What to work on: Keyword search on "polarization": report each line of the records that contains it.

Data provided section start

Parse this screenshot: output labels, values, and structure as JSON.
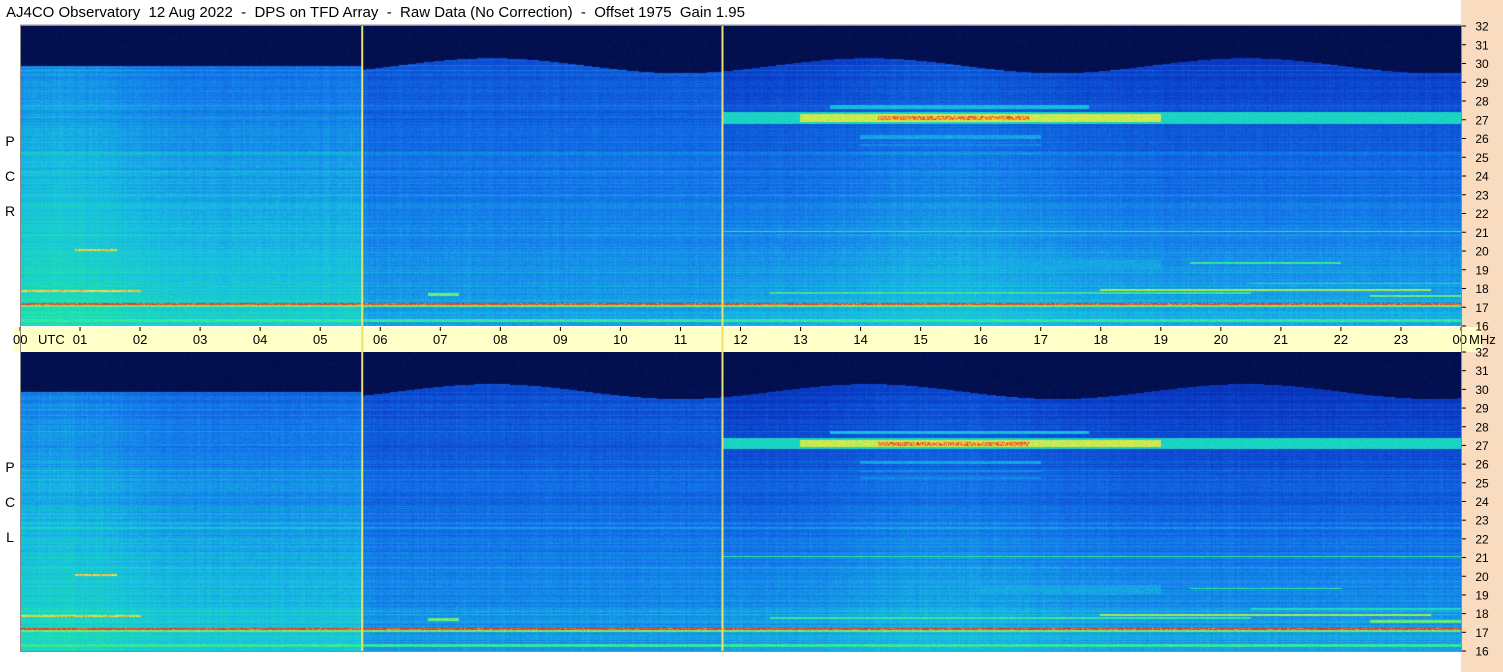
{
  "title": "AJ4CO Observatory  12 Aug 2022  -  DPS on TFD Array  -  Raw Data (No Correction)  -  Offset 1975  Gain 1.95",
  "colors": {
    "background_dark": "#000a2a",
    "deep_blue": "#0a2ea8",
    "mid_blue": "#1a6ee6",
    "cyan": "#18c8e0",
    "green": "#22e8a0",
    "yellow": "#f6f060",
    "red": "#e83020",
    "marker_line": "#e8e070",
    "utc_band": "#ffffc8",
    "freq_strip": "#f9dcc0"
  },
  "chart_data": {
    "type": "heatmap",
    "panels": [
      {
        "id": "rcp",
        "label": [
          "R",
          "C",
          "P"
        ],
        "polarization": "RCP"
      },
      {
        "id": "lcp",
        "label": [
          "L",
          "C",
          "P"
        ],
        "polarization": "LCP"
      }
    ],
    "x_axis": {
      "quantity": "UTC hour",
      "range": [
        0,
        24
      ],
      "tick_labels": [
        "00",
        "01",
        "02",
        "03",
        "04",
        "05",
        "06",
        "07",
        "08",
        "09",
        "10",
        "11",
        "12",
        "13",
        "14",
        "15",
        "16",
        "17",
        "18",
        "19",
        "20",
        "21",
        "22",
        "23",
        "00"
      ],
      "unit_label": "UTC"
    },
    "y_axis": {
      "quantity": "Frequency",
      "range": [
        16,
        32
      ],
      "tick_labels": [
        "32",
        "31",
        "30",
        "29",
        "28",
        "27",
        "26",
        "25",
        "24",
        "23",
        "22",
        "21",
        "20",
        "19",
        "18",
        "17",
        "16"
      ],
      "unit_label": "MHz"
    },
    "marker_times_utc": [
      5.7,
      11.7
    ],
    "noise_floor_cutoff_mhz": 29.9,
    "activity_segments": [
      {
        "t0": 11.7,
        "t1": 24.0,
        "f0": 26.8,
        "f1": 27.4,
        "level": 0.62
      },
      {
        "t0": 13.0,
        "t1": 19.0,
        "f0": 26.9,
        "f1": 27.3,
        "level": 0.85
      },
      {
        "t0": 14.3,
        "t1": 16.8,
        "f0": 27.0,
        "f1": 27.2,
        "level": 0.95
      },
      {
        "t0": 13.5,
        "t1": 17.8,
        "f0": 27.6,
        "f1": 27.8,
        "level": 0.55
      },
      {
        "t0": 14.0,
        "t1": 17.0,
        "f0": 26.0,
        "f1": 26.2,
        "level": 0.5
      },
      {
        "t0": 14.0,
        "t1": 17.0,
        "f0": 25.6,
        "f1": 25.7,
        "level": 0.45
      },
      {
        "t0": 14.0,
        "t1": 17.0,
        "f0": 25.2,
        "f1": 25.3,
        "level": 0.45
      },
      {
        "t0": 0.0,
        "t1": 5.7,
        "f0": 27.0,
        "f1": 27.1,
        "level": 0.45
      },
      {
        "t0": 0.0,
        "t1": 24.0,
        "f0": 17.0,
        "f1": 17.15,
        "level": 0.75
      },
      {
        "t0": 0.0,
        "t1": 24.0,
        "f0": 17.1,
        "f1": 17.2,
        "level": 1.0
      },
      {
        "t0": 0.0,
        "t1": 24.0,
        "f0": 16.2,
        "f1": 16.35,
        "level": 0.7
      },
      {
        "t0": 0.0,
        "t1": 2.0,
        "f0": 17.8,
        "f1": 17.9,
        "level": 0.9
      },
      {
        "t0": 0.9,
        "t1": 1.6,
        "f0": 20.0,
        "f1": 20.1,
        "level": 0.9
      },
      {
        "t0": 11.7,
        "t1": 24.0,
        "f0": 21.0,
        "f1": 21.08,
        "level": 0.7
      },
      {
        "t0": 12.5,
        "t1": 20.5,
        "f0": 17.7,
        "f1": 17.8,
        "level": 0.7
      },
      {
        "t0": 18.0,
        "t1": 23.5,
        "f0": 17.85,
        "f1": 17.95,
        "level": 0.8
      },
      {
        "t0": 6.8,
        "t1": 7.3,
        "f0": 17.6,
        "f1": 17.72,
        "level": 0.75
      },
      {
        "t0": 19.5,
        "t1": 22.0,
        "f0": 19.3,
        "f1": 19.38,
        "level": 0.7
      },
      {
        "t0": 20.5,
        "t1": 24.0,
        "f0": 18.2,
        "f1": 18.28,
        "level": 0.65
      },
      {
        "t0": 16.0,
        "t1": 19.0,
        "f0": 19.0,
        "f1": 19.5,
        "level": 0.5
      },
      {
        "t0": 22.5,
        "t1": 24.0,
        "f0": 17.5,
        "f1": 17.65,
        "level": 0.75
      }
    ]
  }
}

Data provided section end
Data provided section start

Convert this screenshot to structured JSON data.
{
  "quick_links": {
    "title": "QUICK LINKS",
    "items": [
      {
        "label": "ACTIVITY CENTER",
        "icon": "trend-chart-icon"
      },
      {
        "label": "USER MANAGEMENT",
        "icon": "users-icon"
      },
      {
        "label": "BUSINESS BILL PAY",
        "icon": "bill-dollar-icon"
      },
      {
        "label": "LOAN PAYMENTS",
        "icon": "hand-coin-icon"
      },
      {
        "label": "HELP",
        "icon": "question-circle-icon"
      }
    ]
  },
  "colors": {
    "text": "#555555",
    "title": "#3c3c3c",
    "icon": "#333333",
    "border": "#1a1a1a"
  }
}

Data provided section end

Answer section:
        "polarization": "RCP"
        "polarization": "LCP"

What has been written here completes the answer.